‘Good Heavens, Monsieur Talleyrand,’ he cried, clasping and unclasping his hands. ‘Such a misfortune! Who could have expected it?’
‘What is it, then, Constant?’
’Oh, Monsieur, I dare not intrude upon the Emperor. And yet—And yet—The Empress is outside, and she is coming in.’

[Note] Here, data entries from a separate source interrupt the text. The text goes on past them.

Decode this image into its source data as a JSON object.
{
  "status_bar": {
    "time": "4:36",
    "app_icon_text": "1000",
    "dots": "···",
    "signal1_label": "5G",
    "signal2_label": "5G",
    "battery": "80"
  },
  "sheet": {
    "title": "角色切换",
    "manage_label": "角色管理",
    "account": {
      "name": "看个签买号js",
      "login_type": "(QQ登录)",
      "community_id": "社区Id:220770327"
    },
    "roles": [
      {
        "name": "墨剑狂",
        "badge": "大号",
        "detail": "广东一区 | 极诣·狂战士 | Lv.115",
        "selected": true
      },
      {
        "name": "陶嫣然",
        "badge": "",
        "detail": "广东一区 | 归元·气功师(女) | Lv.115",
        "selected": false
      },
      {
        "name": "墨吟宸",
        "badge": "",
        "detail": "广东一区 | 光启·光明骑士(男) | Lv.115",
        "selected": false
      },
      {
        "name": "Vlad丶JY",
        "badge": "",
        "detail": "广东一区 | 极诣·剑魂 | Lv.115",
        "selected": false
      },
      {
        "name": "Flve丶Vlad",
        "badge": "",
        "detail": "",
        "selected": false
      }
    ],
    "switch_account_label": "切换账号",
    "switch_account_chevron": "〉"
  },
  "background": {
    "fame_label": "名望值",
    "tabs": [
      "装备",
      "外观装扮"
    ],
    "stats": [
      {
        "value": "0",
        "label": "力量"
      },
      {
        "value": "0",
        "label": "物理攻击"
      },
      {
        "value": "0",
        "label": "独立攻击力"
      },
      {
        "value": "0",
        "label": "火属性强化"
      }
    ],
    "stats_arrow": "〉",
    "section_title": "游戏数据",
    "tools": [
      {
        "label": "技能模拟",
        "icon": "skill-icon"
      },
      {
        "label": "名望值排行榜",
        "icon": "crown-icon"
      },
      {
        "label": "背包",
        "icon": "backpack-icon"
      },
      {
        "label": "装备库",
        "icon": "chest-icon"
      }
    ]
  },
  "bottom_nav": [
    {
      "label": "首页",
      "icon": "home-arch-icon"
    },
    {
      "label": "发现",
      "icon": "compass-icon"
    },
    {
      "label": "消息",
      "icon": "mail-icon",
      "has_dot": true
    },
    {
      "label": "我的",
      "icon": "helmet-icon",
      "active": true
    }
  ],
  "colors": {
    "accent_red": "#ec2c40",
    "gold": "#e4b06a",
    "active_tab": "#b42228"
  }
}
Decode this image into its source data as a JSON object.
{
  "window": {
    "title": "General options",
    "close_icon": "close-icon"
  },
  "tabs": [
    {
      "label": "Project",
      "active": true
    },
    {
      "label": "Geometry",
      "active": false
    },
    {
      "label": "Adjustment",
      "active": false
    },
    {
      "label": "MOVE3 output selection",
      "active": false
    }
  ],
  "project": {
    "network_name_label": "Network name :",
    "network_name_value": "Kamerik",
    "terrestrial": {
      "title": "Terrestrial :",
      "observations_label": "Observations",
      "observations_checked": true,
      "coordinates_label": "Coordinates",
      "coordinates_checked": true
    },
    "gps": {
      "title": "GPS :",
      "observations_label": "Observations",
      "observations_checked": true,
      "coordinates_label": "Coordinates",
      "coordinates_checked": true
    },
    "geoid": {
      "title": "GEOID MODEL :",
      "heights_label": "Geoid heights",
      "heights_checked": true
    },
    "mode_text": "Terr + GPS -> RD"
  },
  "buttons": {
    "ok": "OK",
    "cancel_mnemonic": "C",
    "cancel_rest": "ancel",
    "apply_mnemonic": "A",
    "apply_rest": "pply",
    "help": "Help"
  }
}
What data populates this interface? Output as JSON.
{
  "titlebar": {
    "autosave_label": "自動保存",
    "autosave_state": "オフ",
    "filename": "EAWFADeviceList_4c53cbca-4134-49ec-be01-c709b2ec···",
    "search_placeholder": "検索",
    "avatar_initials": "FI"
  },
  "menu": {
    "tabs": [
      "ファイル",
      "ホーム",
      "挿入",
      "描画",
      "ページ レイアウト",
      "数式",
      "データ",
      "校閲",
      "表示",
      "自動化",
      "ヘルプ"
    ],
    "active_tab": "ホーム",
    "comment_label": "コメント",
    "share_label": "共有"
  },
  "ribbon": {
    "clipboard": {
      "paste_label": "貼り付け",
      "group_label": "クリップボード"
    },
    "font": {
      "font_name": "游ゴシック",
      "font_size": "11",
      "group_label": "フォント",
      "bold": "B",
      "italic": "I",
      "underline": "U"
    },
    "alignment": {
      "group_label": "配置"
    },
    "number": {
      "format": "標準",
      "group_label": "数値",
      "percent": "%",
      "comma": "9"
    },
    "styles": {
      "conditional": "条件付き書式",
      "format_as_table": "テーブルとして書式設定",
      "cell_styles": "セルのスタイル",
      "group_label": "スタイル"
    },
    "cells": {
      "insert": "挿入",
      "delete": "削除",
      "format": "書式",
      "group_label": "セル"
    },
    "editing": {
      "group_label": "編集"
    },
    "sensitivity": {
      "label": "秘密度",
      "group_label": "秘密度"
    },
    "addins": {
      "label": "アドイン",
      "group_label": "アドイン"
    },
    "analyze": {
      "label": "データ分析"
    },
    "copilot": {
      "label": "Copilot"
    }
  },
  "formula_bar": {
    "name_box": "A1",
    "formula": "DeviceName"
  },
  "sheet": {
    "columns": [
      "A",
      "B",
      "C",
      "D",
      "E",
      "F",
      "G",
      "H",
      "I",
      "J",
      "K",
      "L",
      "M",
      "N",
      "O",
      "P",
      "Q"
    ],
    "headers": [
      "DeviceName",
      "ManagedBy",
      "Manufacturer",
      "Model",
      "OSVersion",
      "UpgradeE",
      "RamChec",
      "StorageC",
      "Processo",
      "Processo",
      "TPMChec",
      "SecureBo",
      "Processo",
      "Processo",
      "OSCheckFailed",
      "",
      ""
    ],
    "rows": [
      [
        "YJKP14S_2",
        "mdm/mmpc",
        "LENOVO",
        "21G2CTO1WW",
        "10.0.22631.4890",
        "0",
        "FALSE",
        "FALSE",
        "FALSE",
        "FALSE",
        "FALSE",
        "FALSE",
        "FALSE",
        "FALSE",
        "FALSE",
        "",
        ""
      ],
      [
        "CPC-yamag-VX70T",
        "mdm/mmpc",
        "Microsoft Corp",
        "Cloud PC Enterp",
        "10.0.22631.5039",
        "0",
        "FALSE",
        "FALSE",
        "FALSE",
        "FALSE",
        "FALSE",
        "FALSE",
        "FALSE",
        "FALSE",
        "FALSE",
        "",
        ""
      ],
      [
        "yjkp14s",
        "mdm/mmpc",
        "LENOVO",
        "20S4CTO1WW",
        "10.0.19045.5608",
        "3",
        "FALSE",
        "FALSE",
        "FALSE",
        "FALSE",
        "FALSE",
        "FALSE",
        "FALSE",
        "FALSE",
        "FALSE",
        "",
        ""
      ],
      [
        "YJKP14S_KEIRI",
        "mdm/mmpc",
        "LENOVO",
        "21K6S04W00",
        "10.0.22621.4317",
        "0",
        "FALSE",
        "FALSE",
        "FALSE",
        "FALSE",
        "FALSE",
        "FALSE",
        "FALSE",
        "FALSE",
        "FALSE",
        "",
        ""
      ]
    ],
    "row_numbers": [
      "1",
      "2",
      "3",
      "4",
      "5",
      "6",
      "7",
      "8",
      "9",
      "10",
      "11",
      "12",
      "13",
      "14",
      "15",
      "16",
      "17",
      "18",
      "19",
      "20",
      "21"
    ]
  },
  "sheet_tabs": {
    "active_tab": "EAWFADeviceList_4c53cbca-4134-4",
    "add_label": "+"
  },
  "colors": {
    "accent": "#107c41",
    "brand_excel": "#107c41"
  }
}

At this unexpected announcement Talleyrand and Berthier looked at each other in silence, and for once the trained features of the great diplomatist, who lived behind a mask, betrayed the fact that he was still capable of emotion. The spasm which passed over them was caused, however, rather by mischievous amusement than by consternation, while Berthier—who had an honest affection for both Napoleon and Josephine—ran frantically to the door as if to bar the Empress from entering. Constant rushed towards the curtains which screened the Emperor’s room, and then, losing courage, although he was known to be a stout-hearted man, he came running back to Talleyrand for advice. It was too late now, however, for Roustem the Mameluke had opened the door, and two ladies had entered the room. The first was tall and graceful, with a smiling face, and an affable though dignified manner. She was dressed in a black velvet cloak with white lace at the neck and sleeves, and she wore a black hat with a curling white feather. Her companion was shorter, with a countenance which would have been plain had it not been for the alert expression and large dark eyes, which gave it charm and character. A small black terrier dog had followed them in, but the first lady turned and handed the thin steel chain with which she led it to the Mameluke attendant.
‘You had better keep Fortune outside, Roustem,’ said she, in a peculiarly sweet musical voice. ’The Emperor is not very fond of dogs, and if we intrude upon his quarters we cannot do less than consult his tastes. Good evening, Monsieur de Talleyrand! Madame de Remusat and I have driven all along the cliffs, and we have stopped as we passed to know if the Emperor is coming to Pont de Briques. But perhaps he has already started. I had expected to find him here.’
‘His Imperial Majesty was here a short time ago,’ said Talleyrand, bowing and rubbing his hands.
’I hold my salon—such a salon as Pont de Briques is capable of—this evening, and the Emperor promised me that he would set his work aside for once, and favour us with his presence. I wish we could persuade him to work less, Monsieur de Talleyrand. He has a frame of iron, but he cannot continue in this way. These nervous attacks come more frequently upon him. He will insist upon doing everything, everything himself. It is noble, but it is to be a martyr. I have no doubt that at the present moment—but you have not yet told me where he is, Monsieur de Talleyrand.’
‘We expect him every instant, your Majesty.’